One of the most influential photographers in post-war America, Harry Callahan was intuitive and introverted in his work. Callahan was a self-taught photographer and worked in the General Motors Photographic Laboratories to make a living whilst he worked on his photographic projects. In 1946 he met Lázló Maholy-Nagy who asked him to join the faculty of the New Bauhaus (later known as the Institute of Design) in Chicago and in 1947 he had the first of many solo exhibitions. His work would be exhibited in 38 exhibitions at the Museum of Modern Art, New York, from 1956 to 1997, including a retrospective exhibition curated by John Szarkowski in 1976.

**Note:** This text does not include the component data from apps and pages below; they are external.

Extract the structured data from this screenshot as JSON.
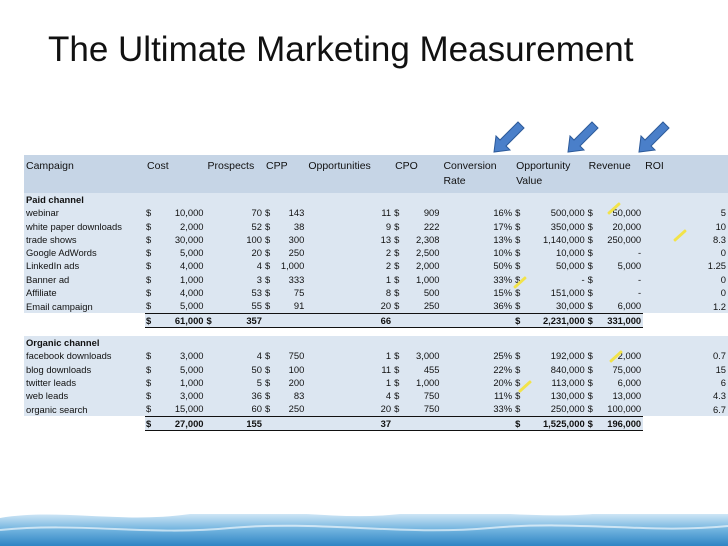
{
  "slide": {
    "title": "The Ultimate Marketing Measurement"
  },
  "icons": {
    "arrow": "blue-arrow-icon",
    "highlight": "yellow-highlight-mark"
  },
  "colors": {
    "header_bg": "#c6d5e6",
    "row_bg": "#dce6f1",
    "arrow_blue": "#4a7fc9",
    "highlight_yellow": "#f2e34a"
  },
  "table": {
    "headers": {
      "campaign": "Campaign",
      "cost": "Cost",
      "prospects": "Prospects",
      "cpp": "CPP",
      "opportunities": "Opportunities",
      "cpo": "CPO",
      "conversion_rate": "Conversion Rate",
      "opportunity_value": "Opportunity Value",
      "revenue": "Revenue",
      "roi": "ROI"
    },
    "paid": {
      "label": "Paid channel",
      "rows": [
        {
          "campaign": "webinar",
          "cost_cur": "$",
          "cost": "10,000",
          "prospects": "70",
          "cpp_cur": "$",
          "cpp": "143",
          "opps": "11",
          "cpo_cur": "$",
          "cpo": "909",
          "conv": "16%",
          "ov_cur": "$",
          "ov": "500,000",
          "rev_cur": "$",
          "rev": "50,000",
          "roi": "5"
        },
        {
          "campaign": "white paper downloads",
          "cost_cur": "$",
          "cost": "2,000",
          "prospects": "52",
          "cpp_cur": "$",
          "cpp": "38",
          "opps": "9",
          "cpo_cur": "$",
          "cpo": "222",
          "conv": "17%",
          "ov_cur": "$",
          "ov": "350,000",
          "rev_cur": "$",
          "rev": "20,000",
          "roi": "10"
        },
        {
          "campaign": "trade shows",
          "cost_cur": "$",
          "cost": "30,000",
          "prospects": "100",
          "cpp_cur": "$",
          "cpp": "300",
          "opps": "13",
          "cpo_cur": "$",
          "cpo": "2,308",
          "conv": "13%",
          "ov_cur": "$",
          "ov": "1,140,000",
          "rev_cur": "$",
          "rev": "250,000",
          "roi": "8.3"
        },
        {
          "campaign": "Google AdWords",
          "cost_cur": "$",
          "cost": "5,000",
          "prospects": "20",
          "cpp_cur": "$",
          "cpp": "250",
          "opps": "2",
          "cpo_cur": "$",
          "cpo": "2,500",
          "conv": "10%",
          "ov_cur": "$",
          "ov": "10,000",
          "rev_cur": "$",
          "rev": "-",
          "roi": "0"
        },
        {
          "campaign": "LinkedIn ads",
          "cost_cur": "$",
          "cost": "4,000",
          "prospects": "4",
          "cpp_cur": "$",
          "cpp": "1,000",
          "opps": "2",
          "cpo_cur": "$",
          "cpo": "2,000",
          "conv": "50%",
          "ov_cur": "$",
          "ov": "50,000",
          "rev_cur": "$",
          "rev": "5,000",
          "roi": "1.25"
        },
        {
          "campaign": "Banner ad",
          "cost_cur": "$",
          "cost": "1,000",
          "prospects": "3",
          "cpp_cur": "$",
          "cpp": "333",
          "opps": "1",
          "cpo_cur": "$",
          "cpo": "1,000",
          "conv": "33%",
          "ov_cur": "$",
          "ov": "-",
          "rev_cur": "$",
          "rev": "-",
          "roi": "0"
        },
        {
          "campaign": "Affiliate",
          "cost_cur": "$",
          "cost": "4,000",
          "prospects": "53",
          "cpp_cur": "$",
          "cpp": "75",
          "opps": "8",
          "cpo_cur": "$",
          "cpo": "500",
          "conv": "15%",
          "ov_cur": "$",
          "ov": "151,000",
          "rev_cur": "$",
          "rev": "-",
          "roi": "0"
        },
        {
          "campaign": "Email campaign",
          "cost_cur": "$",
          "cost": "5,000",
          "prospects": "55",
          "cpp_cur": "$",
          "cpp": "91",
          "opps": "20",
          "cpo_cur": "$",
          "cpo": "250",
          "conv": "36%",
          "ov_cur": "$",
          "ov": "30,000",
          "rev_cur": "$",
          "rev": "6,000",
          "roi": "1.2"
        }
      ],
      "total": {
        "cost_cur": "$",
        "cost": "61,000",
        "prospects_cur": "$",
        "prospects": "357",
        "opps": "66",
        "ov_cur": "$",
        "ov": "2,231,000",
        "rev_cur": "$",
        "rev": "331,000"
      }
    },
    "organic": {
      "label": "Organic channel",
      "rows": [
        {
          "campaign": "facebook downloads",
          "cost_cur": "$",
          "cost": "3,000",
          "prospects": "4",
          "cpp_cur": "$",
          "cpp": "750",
          "opps": "1",
          "cpo_cur": "$",
          "cpo": "3,000",
          "conv": "25%",
          "ov_cur": "$",
          "ov": "192,000",
          "rev_cur": "$",
          "rev": "2,000",
          "roi": "0.7"
        },
        {
          "campaign": "blog downloads",
          "cost_cur": "$",
          "cost": "5,000",
          "prospects": "50",
          "cpp_cur": "$",
          "cpp": "100",
          "opps": "11",
          "cpo_cur": "$",
          "cpo": "455",
          "conv": "22%",
          "ov_cur": "$",
          "ov": "840,000",
          "rev_cur": "$",
          "rev": "75,000",
          "roi": "15"
        },
        {
          "campaign": "twitter leads",
          "cost_cur": "$",
          "cost": "1,000",
          "prospects": "5",
          "cpp_cur": "$",
          "cpp": "200",
          "opps": "1",
          "cpo_cur": "$",
          "cpo": "1,000",
          "conv": "20%",
          "ov_cur": "$",
          "ov": "113,000",
          "rev_cur": "$",
          "rev": "6,000",
          "roi": "6"
        },
        {
          "campaign": "web leads",
          "cost_cur": "$",
          "cost": "3,000",
          "prospects": "36",
          "cpp_cur": "$",
          "cpp": "83",
          "opps": "4",
          "cpo_cur": "$",
          "cpo": "750",
          "conv": "11%",
          "ov_cur": "$",
          "ov": "130,000",
          "rev_cur": "$",
          "rev": "13,000",
          "roi": "4.3"
        },
        {
          "campaign": "organic search",
          "cost_cur": "$",
          "cost": "15,000",
          "prospects": "60",
          "cpp_cur": "$",
          "cpp": "250",
          "opps": "20",
          "cpo_cur": "$",
          "cpo": "750",
          "conv": "33%",
          "ov_cur": "$",
          "ov": "250,000",
          "rev_cur": "$",
          "rev": "100,000",
          "roi": "6.7"
        }
      ],
      "total": {
        "cost_cur": "$",
        "cost": "27,000",
        "prospects": "155",
        "opps": "37",
        "ov_cur": "$",
        "ov": "1,525,000",
        "rev_cur": "$",
        "rev": "196,000"
      }
    }
  }
}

Every morning Callahan would go out and take photographs before returning home to make proof prints in the afternoon. He photographed the natural landscape throughout his career and spent as much time as possible outside. This photograph shows trees in a snowy landscape along Lake Shore Drive in Chicago with the water in the background shrouded in mist. It is exemplary of Callahan’s exploratory use of line and contrast. All the details of the bark and snow were visible in Callahan’s negative but he purposefully printed with high contrast to emphasise the graphic simplicity of the scene. The solid blackness of the trunks contrasts the delicate tracery of the branches. After he heard him lecturing at the Detroit Photo Guild, Callahan became highly influenced by Ansel Adams, saying that he ‘set [him] free’. Noting Adams’ technical specifications, Callahan aimed to print with a similarly rich contrast as the revered landscape photographer. ‘If you print with contrast,’ he said, ‘you begin to see differently; you begin to look at different things to photograph.’ Callahan also took on the influence of Adam’s intimate, thoughtful nature studies and sought solace in the textures and patterns of the natural world.

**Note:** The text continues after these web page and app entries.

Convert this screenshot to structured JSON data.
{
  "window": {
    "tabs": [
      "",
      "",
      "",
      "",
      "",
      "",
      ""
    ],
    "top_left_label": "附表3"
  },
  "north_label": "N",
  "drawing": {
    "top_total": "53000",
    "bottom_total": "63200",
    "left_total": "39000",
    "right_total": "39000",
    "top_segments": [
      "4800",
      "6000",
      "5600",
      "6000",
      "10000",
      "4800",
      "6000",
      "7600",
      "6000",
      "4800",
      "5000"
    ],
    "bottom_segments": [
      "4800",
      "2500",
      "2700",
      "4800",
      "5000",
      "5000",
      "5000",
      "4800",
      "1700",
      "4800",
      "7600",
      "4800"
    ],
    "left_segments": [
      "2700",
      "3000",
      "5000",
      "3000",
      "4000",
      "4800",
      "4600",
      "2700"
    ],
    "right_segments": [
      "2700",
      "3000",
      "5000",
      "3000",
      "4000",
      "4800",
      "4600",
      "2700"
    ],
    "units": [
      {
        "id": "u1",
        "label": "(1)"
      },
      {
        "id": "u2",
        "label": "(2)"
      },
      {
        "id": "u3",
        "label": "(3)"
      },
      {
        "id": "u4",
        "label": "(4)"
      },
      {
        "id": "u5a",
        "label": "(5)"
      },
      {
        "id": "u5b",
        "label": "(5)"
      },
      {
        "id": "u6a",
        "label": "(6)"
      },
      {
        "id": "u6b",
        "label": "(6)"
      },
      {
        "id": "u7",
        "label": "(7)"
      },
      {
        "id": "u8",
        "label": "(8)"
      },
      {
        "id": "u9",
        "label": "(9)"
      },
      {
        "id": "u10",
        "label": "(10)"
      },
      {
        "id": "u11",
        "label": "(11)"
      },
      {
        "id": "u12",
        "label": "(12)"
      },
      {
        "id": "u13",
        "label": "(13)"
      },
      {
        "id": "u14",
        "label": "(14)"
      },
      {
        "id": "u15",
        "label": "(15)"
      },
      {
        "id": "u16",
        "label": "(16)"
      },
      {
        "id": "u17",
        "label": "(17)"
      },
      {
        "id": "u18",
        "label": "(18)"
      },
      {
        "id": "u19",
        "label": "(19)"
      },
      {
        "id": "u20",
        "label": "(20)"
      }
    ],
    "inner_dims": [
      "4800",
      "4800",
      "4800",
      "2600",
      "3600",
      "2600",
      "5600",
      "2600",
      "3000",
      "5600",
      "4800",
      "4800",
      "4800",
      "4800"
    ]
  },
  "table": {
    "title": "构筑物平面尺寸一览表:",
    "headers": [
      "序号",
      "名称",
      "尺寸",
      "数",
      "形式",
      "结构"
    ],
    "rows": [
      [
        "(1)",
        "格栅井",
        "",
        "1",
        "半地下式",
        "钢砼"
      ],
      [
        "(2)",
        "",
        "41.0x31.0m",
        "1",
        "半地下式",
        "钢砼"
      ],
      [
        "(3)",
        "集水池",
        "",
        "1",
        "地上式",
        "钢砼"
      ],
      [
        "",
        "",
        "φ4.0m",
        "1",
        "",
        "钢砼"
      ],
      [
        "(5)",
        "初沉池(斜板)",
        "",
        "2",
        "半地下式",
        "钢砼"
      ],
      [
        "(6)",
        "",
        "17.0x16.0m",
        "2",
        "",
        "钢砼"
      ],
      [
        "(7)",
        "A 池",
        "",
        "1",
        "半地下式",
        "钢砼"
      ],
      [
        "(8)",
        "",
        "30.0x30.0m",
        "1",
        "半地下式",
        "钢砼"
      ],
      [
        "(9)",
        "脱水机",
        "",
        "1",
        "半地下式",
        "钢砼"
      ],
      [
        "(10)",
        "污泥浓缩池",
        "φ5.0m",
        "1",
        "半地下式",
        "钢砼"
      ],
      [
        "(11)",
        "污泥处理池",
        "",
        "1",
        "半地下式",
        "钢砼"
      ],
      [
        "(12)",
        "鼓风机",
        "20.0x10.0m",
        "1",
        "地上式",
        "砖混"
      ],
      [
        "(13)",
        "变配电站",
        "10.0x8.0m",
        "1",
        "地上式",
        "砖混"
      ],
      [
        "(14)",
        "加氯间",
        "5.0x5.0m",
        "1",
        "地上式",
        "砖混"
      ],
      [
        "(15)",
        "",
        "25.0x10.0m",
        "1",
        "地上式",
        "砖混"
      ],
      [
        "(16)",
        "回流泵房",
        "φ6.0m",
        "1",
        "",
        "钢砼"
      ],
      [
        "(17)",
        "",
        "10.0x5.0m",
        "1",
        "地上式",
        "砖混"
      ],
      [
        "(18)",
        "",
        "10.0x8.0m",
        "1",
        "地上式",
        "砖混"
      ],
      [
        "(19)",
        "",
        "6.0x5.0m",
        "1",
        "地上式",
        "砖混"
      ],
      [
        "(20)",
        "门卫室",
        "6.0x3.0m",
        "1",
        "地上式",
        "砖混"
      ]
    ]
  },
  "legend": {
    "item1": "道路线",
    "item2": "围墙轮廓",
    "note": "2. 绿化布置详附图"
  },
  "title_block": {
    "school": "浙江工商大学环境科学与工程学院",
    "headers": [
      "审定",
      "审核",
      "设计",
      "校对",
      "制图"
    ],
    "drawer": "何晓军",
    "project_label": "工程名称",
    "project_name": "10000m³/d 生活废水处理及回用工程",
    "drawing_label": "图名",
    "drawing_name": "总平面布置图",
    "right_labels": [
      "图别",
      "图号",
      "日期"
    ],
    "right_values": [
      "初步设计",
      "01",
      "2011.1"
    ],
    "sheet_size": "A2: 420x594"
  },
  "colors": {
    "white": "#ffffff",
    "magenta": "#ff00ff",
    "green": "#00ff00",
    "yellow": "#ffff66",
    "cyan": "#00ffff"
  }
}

With the formal precision of the European Modernism that he had learnt from Maholy-Nagy, Callahan aimed to express his feelings about life through his photography. His work is imbued with great emotional resonance than other photographers associated with the Institute of Design, like Aaron Siskind. Callahan prized intuition in his work and said: ‘The difference between the casual impression and the intensified image is about as great as that separating the average business letter from a poem. If you choose your subject selectively – intuitively – the camera can write poetry.’ By distilling his subject matter to the bare essentials through composition, and then honing this simplicity in his contrast-heavy printing, Callahan intensified his photographs so that it could ‘capture a moment that people can’t always see’
(By Thea Gregory)